Past research suggested that the motivational significance of images influences reflexive and electrocortical responses to those images (Briggs and Martin, 2009; Gard et al., 2007; Schupp et al., 2004), with erotica often exerting the largest effects for appetitive pictures (Grillon and Baas, 2003; Weinberg and Hajcak, 2010). This research paradigm, however, compares responses to different types of images (e.g., erotica vs. exciting sports scenes). This past motivational interpretation, therefore, would be further supported by experiments wherein appetitive picture content is held constant and motivational states are manipulated with a different method. In the present experiment, we tested the hypothesis that changes in physical postures associated with approach motivation influences reflexive and electrocortical responses to appetitive stimuli. Past research has suggested that bodily manipulations (e.g., facial expressions) play a role in emotion- and motivation-related physiology (Ekman and Davidson, 1993; Levenson et al., 1990). Extending these results, leaning forward (associated with a heightened urge to approach stimuli) relative to reclining (associated with less of an urge to approach stimuli) caused participants to have smaller startle eyeblink responses during appetitive, but not neutral, picture viewing. Leaning relative to reclining also caused participants to have larger LPPs to appetitive but not neutral pictures, and influenced ERPs as early as 100ms into stimulus viewing.
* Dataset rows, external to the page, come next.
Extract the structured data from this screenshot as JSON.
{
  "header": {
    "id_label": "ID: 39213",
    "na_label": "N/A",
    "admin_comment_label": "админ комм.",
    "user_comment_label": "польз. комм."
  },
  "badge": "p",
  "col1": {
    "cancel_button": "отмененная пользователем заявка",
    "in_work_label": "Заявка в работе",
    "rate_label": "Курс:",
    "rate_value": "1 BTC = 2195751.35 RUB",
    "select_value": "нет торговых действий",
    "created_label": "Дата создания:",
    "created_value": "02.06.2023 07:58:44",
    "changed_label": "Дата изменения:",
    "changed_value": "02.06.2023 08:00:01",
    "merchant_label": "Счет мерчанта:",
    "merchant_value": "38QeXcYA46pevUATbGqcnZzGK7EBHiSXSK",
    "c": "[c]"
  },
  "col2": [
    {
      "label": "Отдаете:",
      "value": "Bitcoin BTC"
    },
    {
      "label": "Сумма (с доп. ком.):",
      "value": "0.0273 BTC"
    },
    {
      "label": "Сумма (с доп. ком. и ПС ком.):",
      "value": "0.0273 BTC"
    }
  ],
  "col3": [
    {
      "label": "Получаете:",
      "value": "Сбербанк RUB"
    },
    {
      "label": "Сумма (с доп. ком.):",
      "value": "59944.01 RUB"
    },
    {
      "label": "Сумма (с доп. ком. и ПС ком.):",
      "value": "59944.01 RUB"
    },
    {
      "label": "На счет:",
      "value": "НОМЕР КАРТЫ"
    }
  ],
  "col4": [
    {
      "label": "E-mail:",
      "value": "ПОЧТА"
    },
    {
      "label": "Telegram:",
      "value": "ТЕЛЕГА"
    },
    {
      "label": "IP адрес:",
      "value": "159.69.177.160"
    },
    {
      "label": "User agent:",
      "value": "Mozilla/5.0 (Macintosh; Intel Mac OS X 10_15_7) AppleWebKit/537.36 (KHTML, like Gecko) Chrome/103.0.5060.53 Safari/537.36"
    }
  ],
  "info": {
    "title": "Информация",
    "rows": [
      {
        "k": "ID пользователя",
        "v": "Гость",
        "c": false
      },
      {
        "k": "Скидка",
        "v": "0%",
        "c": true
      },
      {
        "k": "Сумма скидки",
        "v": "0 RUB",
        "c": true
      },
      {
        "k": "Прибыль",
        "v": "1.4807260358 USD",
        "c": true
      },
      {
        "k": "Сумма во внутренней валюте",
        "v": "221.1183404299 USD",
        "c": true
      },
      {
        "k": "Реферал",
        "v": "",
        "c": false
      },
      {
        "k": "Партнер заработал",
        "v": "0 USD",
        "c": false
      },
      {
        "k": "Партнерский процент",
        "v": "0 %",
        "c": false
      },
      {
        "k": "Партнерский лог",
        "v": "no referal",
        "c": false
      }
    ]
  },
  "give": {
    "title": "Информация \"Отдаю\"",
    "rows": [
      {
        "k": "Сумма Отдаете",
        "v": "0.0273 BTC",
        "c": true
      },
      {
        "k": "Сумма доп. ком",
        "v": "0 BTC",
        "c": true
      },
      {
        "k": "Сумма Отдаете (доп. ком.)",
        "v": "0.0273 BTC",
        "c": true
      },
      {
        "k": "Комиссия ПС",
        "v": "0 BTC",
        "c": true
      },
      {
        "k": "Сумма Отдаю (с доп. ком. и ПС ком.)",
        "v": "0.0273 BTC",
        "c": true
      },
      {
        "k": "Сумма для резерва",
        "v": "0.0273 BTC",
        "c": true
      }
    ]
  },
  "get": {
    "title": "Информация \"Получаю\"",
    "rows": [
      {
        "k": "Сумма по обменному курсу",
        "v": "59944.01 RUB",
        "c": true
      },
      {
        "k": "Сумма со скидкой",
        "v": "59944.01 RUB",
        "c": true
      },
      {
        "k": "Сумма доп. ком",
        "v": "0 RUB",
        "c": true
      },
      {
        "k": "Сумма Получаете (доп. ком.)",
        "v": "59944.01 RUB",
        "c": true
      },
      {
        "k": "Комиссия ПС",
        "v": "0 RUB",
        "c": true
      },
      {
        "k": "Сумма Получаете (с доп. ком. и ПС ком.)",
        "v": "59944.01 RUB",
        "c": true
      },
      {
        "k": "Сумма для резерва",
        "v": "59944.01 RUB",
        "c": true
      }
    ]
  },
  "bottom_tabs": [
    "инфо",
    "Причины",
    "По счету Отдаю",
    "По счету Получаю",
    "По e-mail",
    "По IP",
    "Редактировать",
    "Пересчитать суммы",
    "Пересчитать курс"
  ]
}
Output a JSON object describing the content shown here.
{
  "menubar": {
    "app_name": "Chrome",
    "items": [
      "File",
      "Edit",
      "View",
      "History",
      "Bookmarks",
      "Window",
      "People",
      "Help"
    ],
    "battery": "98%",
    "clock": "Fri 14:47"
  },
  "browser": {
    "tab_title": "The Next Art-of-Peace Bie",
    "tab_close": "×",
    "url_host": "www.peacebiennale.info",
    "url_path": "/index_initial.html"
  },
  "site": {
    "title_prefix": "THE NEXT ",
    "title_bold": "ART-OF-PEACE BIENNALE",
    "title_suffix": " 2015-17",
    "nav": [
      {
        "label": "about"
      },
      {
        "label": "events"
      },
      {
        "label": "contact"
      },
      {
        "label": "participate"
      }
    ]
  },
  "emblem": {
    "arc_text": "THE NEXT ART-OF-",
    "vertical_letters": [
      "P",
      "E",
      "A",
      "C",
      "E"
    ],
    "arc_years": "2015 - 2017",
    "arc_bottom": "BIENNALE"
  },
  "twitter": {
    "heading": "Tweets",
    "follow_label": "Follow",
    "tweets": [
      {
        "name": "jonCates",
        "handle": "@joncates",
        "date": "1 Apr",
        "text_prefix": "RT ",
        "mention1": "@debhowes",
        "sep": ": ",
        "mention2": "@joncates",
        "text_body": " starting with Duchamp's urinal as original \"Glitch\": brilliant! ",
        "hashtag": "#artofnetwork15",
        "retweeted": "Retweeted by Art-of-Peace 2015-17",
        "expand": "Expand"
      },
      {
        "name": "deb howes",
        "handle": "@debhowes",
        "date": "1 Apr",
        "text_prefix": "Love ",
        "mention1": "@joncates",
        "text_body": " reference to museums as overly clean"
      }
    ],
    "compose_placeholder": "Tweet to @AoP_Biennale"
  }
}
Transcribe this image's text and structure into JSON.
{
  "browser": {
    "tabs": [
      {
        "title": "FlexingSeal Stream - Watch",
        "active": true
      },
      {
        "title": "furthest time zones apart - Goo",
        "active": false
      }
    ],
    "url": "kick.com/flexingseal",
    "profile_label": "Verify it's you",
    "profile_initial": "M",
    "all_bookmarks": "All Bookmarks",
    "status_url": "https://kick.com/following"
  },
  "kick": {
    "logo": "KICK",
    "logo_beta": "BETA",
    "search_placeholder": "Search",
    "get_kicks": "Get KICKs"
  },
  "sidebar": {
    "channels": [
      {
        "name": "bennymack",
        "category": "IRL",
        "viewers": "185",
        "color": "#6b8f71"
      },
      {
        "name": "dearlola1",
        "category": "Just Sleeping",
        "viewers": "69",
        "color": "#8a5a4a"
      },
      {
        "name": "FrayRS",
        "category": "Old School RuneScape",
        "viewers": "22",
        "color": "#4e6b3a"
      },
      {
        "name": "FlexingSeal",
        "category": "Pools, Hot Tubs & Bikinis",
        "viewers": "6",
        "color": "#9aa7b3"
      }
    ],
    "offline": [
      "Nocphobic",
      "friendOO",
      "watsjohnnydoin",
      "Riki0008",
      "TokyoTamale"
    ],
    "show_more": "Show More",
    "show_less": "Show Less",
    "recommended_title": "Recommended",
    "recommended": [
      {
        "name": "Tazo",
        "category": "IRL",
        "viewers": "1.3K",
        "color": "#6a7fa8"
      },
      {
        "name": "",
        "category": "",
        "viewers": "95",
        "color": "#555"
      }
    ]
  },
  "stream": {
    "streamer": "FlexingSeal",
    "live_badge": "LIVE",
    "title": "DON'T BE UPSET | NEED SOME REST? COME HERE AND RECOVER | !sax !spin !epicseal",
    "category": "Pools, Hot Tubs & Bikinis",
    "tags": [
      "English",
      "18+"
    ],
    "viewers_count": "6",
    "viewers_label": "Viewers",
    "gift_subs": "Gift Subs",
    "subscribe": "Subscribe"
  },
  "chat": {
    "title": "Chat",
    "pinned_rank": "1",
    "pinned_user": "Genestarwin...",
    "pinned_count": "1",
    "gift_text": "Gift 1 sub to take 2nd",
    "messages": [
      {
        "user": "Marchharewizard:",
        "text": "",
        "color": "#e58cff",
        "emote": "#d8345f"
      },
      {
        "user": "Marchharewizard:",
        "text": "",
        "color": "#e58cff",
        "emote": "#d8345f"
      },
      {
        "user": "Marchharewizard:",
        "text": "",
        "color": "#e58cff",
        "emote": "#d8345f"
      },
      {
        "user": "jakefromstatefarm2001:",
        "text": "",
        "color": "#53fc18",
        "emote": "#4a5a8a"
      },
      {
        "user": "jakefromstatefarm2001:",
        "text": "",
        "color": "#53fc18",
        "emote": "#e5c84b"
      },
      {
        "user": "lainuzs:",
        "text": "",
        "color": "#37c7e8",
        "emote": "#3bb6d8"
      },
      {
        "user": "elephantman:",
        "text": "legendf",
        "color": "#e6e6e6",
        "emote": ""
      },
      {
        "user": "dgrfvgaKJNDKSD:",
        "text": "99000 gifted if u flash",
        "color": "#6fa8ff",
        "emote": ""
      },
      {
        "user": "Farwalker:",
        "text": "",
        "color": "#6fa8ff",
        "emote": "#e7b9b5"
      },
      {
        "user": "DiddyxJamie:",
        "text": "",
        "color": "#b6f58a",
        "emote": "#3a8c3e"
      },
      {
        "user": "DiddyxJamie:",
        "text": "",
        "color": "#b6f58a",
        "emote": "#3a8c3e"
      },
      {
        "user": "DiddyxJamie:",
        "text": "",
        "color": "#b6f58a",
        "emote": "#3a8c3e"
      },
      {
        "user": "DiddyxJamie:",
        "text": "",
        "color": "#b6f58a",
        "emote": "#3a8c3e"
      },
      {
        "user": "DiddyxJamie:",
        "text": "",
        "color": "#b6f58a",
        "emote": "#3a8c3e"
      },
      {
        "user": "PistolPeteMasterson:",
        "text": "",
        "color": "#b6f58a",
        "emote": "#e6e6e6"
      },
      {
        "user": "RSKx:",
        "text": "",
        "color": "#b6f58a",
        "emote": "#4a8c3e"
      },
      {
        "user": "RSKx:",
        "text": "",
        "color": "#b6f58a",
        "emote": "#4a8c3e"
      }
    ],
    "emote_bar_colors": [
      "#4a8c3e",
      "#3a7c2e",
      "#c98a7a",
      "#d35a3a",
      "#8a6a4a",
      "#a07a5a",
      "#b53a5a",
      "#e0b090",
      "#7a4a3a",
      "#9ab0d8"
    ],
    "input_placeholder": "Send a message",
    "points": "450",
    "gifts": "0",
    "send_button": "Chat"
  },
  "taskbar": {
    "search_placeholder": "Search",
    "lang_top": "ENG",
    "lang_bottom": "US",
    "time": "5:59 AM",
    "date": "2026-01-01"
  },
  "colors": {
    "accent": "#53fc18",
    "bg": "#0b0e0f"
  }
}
This evidence suggests that body postures associated with approach motivation causally influence basic reflexive and electrocortical reactions to appetitive emotive stimuli.